* **Task directions**
If a line in the data below contains the word "Concordance", copy it out.

* **Supplied entries**
Start of Block

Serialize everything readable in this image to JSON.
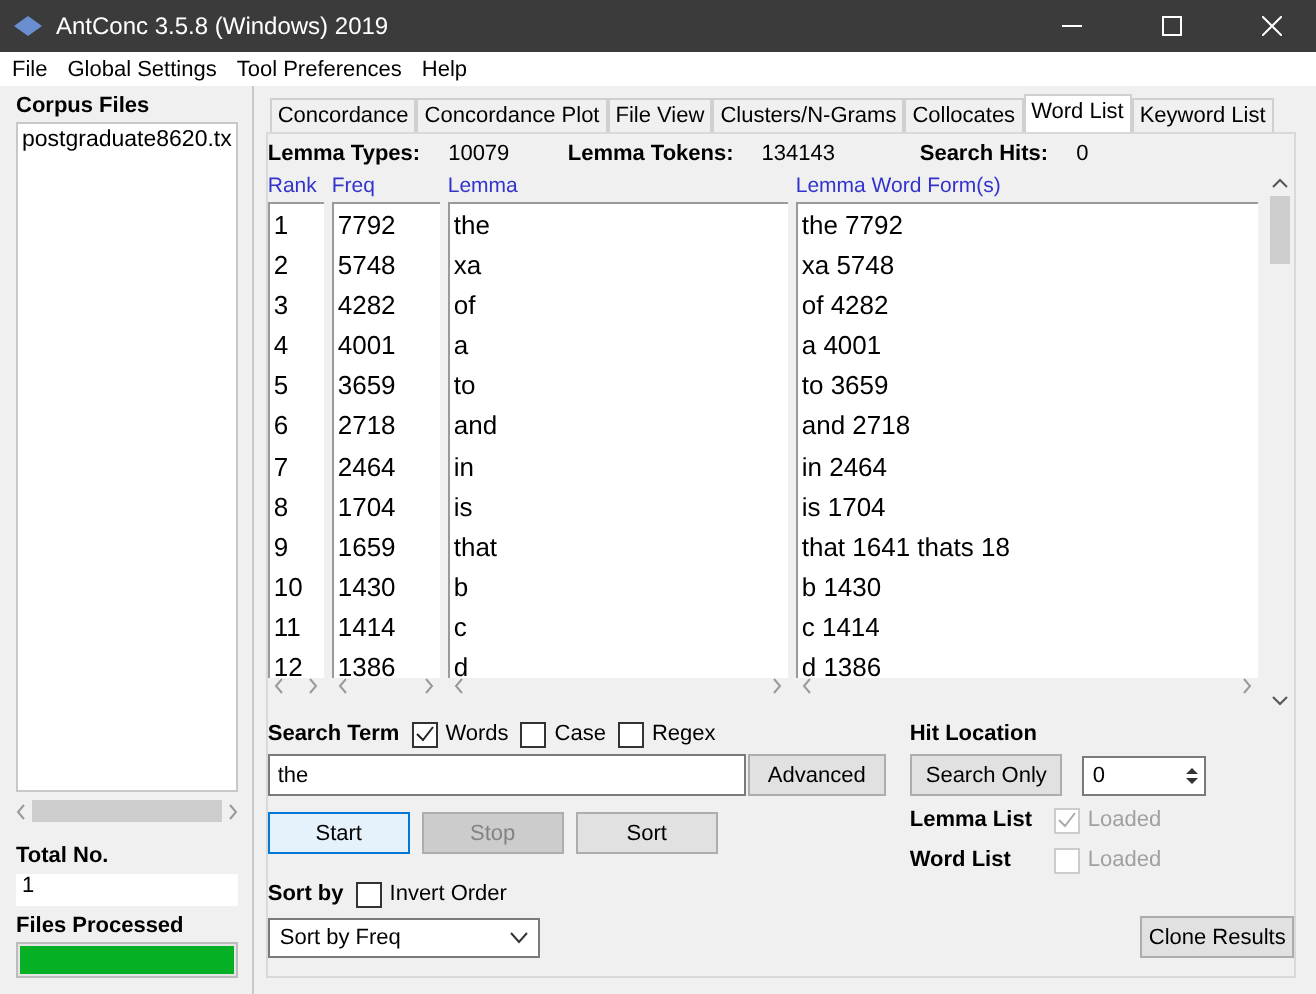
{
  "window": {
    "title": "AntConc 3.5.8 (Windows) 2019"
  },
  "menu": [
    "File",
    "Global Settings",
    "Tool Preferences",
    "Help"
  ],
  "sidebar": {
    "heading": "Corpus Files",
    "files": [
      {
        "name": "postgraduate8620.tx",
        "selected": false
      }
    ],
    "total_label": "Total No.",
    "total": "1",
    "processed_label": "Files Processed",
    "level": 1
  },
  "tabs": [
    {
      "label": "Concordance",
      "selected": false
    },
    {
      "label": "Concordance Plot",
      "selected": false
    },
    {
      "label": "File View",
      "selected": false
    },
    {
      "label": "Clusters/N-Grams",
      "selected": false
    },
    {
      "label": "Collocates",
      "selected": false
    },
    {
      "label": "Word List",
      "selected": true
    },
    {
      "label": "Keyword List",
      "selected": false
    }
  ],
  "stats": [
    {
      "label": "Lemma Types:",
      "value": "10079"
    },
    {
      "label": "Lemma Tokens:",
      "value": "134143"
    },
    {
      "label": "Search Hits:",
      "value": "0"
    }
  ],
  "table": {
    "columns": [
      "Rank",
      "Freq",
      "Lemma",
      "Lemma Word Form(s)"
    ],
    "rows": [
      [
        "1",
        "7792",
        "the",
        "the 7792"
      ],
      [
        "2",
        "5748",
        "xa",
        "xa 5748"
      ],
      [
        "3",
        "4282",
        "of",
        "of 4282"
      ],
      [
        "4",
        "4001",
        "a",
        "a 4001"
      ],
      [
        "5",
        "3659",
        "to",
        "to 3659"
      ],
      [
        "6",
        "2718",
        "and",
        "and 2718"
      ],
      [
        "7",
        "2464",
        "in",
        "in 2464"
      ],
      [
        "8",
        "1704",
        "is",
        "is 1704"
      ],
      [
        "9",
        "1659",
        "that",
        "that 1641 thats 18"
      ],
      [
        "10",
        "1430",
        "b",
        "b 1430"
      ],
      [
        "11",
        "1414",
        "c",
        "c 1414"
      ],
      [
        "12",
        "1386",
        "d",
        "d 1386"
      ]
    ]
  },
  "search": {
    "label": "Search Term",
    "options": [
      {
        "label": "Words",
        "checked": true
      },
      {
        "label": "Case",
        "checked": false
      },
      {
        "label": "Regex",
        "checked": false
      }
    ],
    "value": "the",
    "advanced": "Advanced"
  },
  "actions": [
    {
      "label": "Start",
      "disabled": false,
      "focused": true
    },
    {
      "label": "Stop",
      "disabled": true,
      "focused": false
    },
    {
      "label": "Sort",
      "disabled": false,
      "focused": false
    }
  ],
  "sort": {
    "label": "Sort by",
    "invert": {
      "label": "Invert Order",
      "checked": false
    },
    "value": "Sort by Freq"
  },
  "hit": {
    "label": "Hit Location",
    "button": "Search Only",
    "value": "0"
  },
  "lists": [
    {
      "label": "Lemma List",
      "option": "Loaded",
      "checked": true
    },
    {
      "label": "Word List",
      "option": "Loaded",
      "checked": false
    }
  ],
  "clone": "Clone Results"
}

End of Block

* **Task solution**
      "label": "Concordance",
      "label": "Concordance Plot",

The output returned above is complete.